**EXERCISE DESCRIPTION**
Copy out each line of the data below in which "JSON" appears.
─── SOURCE INFORMATION
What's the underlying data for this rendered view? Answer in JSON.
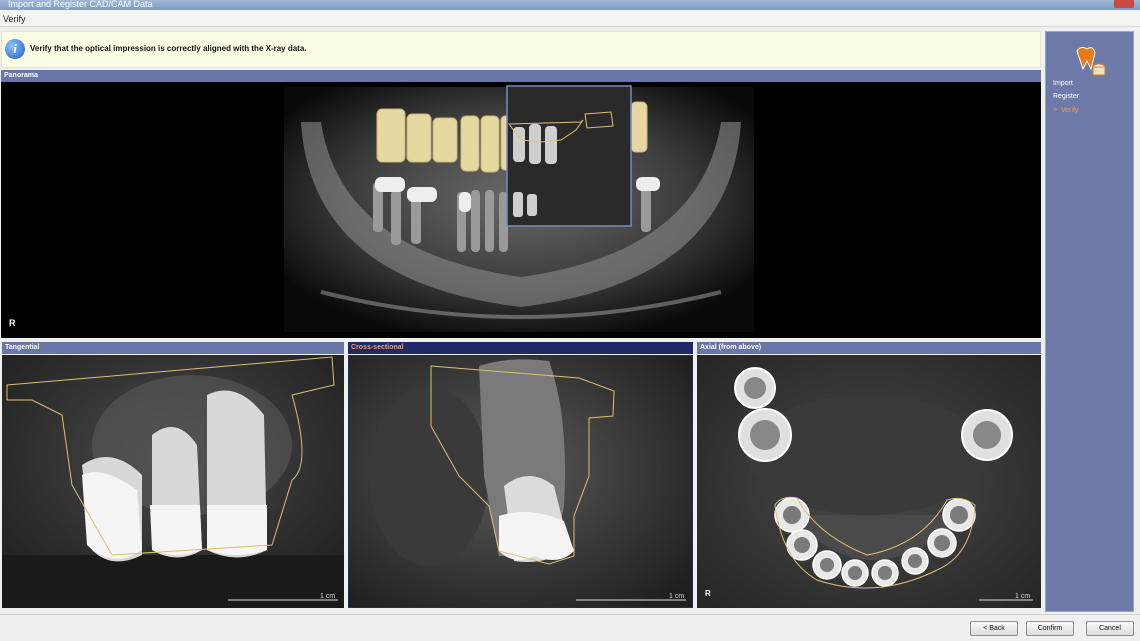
{
  "window": {
    "title": "Import and Register CAD/CAM Data"
  },
  "menu": {
    "label": "Verify"
  },
  "info_banner": {
    "icon": "info-icon",
    "text": "Verify that the optical impression is correctly aligned with the X-ray data."
  },
  "panels": {
    "panorama": {
      "title": "Panorama",
      "side_marker": "R"
    },
    "tangential": {
      "title": "Tangential",
      "scale": "1 cm"
    },
    "cross_sectional": {
      "title": "Cross-sectional",
      "scale": "1 cm"
    },
    "axial": {
      "title": "Axial (from above)",
      "scale": "1 cm",
      "side_marker": "R"
    }
  },
  "sidebar": {
    "icon": "teeth-import-icon",
    "steps": [
      {
        "label": "Import"
      },
      {
        "label": "Register"
      },
      {
        "label": "Verify",
        "current": true
      }
    ],
    "current_marker": ">"
  },
  "buttons": {
    "back": "< Back",
    "confirm": "Confirm",
    "cancel": "Cancel"
  },
  "colors": {
    "header": "#6876a8",
    "header_active": "#202868",
    "active_text": "#ff9b5a",
    "outline": "#e0c070",
    "crown": "#e6d8a0"
  }
}
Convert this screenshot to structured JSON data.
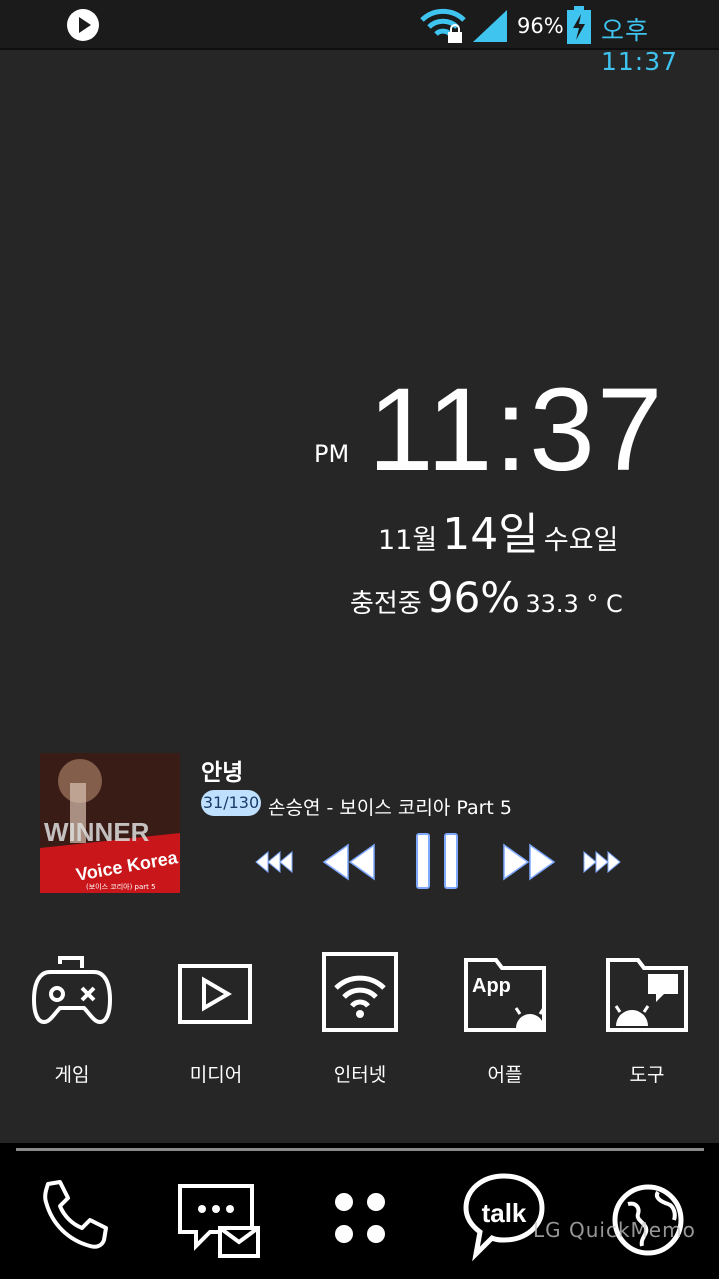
{
  "status_bar": {
    "battery_percent": "96%",
    "time": "오후 11:37",
    "accent": "#3fc4f0",
    "icons": [
      "media-play-icon",
      "wifi-lock-icon",
      "signal-icon",
      "battery-charging-icon"
    ]
  },
  "clock_widget": {
    "ampm": "PM",
    "time": "11:37",
    "month": "11월",
    "day": "14일",
    "weekday": "수요일",
    "charging_label": "충전중",
    "battery": "96%",
    "temperature": "33.3 ° C"
  },
  "music_widget": {
    "title": "안녕",
    "track": "31/130",
    "artist": "손승연 - 보이스 코리아 Part 5",
    "album_text": {
      "top": "WINNER",
      "show": "Voice Korea",
      "sub": "(보이스 코리아) part 5"
    },
    "controls": [
      "skip-previous-icon",
      "rewind-icon",
      "pause-icon",
      "fast-forward-icon",
      "skip-next-icon"
    ]
  },
  "apps": [
    {
      "label": "게임",
      "icon": "gamepad-icon"
    },
    {
      "label": "미디어",
      "icon": "media-play-box-icon"
    },
    {
      "label": "인터넷",
      "icon": "wifi-box-icon"
    },
    {
      "label": "어플",
      "icon": "app-folder-icon"
    },
    {
      "label": "도구",
      "icon": "tools-folder-icon"
    }
  ],
  "dock": {
    "icons": [
      "phone-icon",
      "messages-icon",
      "app-drawer-icon",
      "kakaotalk-icon",
      "browser-globe-icon"
    ],
    "talk_label": "talk",
    "watermark": "LG QuickMemo"
  }
}
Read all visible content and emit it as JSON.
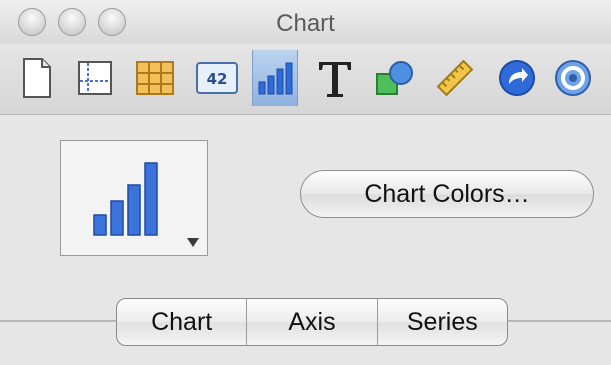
{
  "window": {
    "title": "Chart"
  },
  "toolbar": {
    "items": [
      {
        "name": "document-inspector",
        "icon": "page-icon"
      },
      {
        "name": "layout-inspector",
        "icon": "layout-icon"
      },
      {
        "name": "table-inspector",
        "icon": "table-icon"
      },
      {
        "name": "cell-format-inspector",
        "icon": "number-format-icon",
        "label": "42"
      },
      {
        "name": "chart-inspector",
        "icon": "bar-chart-icon",
        "selected": true
      },
      {
        "name": "text-inspector",
        "icon": "text-icon"
      },
      {
        "name": "graphic-inspector",
        "icon": "shape-icon"
      },
      {
        "name": "metrics-inspector",
        "icon": "ruler-icon"
      },
      {
        "name": "hyperlink-inspector",
        "icon": "link-arrow-icon"
      },
      {
        "name": "quicktime-inspector",
        "icon": "spiral-icon"
      }
    ]
  },
  "chart": {
    "type_icon": "bar-chart-icon",
    "colors_button_label": "Chart Colors…"
  },
  "tabs": [
    {
      "label": "Chart"
    },
    {
      "label": "Axis"
    },
    {
      "label": "Series"
    }
  ],
  "colors": {
    "accent_blue": "#2f6bd8",
    "selected_tool_bg": "#a9c4ea"
  }
}
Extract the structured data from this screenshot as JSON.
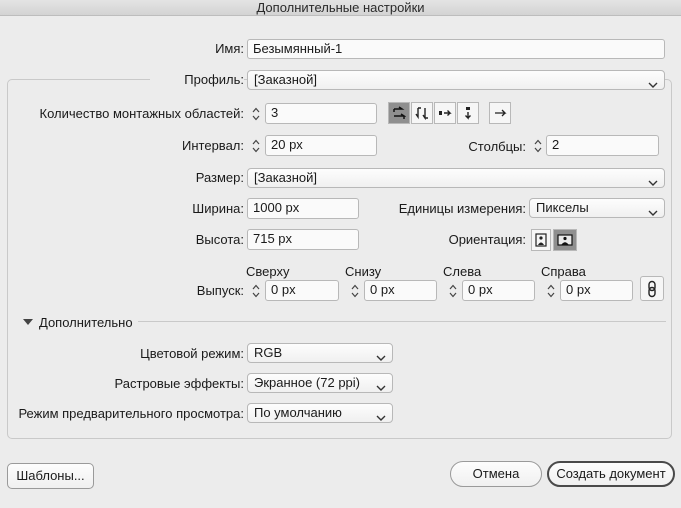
{
  "window": {
    "title": "Дополнительные настройки"
  },
  "name": {
    "label": "Имя:",
    "value": "Безымянный-1"
  },
  "profile": {
    "label": "Профиль:",
    "value": "[Заказной]"
  },
  "artboards": {
    "label": "Количество монтажных областей:",
    "value": "3",
    "layout_icons": [
      "grid-by-row-icon",
      "grid-by-column-icon",
      "arrange-by-row-icon",
      "arrange-by-column-icon",
      "arrow-right-icon"
    ]
  },
  "spacing": {
    "label": "Интервал:",
    "value": "20 px"
  },
  "columns": {
    "label": "Столбцы:",
    "value": "2"
  },
  "size": {
    "label": "Размер:",
    "value": "[Заказной]"
  },
  "width": {
    "label": "Ширина:",
    "value": "1000 px"
  },
  "units": {
    "label": "Единицы измерения:",
    "value": "Пикселы"
  },
  "height": {
    "label": "Высота:",
    "value": "715 px"
  },
  "orientation": {
    "label": "Ориентация:",
    "selected": "landscape"
  },
  "bleed": {
    "label": "Выпуск:",
    "top_label": "Сверху",
    "top_value": "0 px",
    "bottom_label": "Снизу",
    "bottom_value": "0 px",
    "left_label": "Слева",
    "left_value": "0 px",
    "right_label": "Справа",
    "right_value": "0 px"
  },
  "advanced": {
    "label": "Дополнительно",
    "color_mode_label": "Цветовой режим:",
    "color_mode_value": "RGB",
    "raster_label": "Растровые эффекты:",
    "raster_value": "Экранное (72 ppi)",
    "preview_label": "Режим предварительного просмотра:",
    "preview_value": "По умолчанию"
  },
  "buttons": {
    "templates": "Шаблоны...",
    "cancel": "Отмена",
    "create": "Создать документ"
  }
}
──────
**SOLUTION**
What's the underlying data for this rendered view? Answer in JSON.
Convert this screenshot to structured JSON data.
Read all visible content and emit it as JSON.
Extract the structured data from this screenshot as JSON.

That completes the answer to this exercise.